#### DATA PROVIDED ####

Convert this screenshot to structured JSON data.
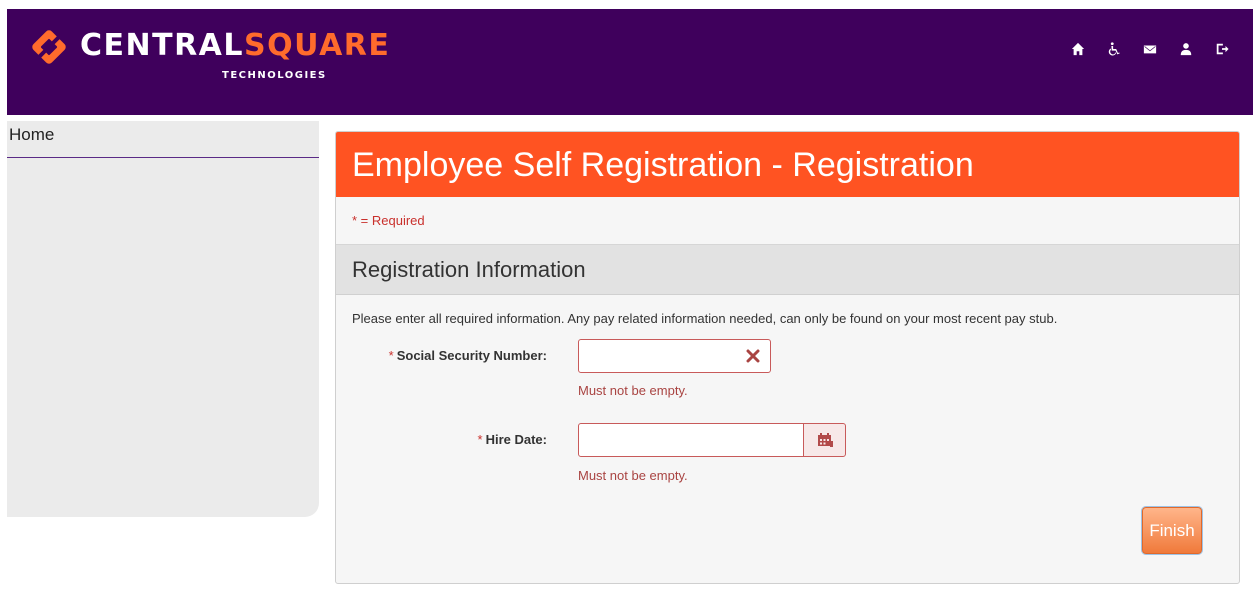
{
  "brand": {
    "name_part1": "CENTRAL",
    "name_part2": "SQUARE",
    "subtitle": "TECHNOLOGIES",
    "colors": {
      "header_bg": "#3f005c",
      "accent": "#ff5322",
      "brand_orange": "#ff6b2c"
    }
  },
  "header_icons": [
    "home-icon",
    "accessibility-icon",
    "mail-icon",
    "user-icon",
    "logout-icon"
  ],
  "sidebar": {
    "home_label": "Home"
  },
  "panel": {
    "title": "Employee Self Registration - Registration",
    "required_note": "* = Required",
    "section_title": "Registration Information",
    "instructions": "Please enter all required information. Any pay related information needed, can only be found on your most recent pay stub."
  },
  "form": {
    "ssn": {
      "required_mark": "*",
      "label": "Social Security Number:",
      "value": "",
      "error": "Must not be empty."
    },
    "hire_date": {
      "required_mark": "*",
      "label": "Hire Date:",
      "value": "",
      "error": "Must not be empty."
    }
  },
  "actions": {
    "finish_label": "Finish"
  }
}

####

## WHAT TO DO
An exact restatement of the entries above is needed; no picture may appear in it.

## FINISHED TASK
Convert this screenshot to structured JSON data.
{
  "brand": {
    "name_part1": "CENTRAL",
    "name_part2": "SQUARE",
    "subtitle": "TECHNOLOGIES",
    "colors": {
      "header_bg": "#3f005c",
      "accent": "#ff5322",
      "brand_orange": "#ff6b2c"
    }
  },
  "header_icons": [
    "home-icon",
    "accessibility-icon",
    "mail-icon",
    "user-icon",
    "logout-icon"
  ],
  "sidebar": {
    "home_label": "Home"
  },
  "panel": {
    "title": "Employee Self Registration - Registration",
    "required_note": "* = Required",
    "section_title": "Registration Information",
    "instructions": "Please enter all required information. Any pay related information needed, can only be found on your most recent pay stub."
  },
  "form": {
    "ssn": {
      "required_mark": "*",
      "label": "Social Security Number:",
      "value": "",
      "error": "Must not be empty."
    },
    "hire_date": {
      "required_mark": "*",
      "label": "Hire Date:",
      "value": "",
      "error": "Must not be empty."
    }
  },
  "actions": {
    "finish_label": "Finish"
  }
}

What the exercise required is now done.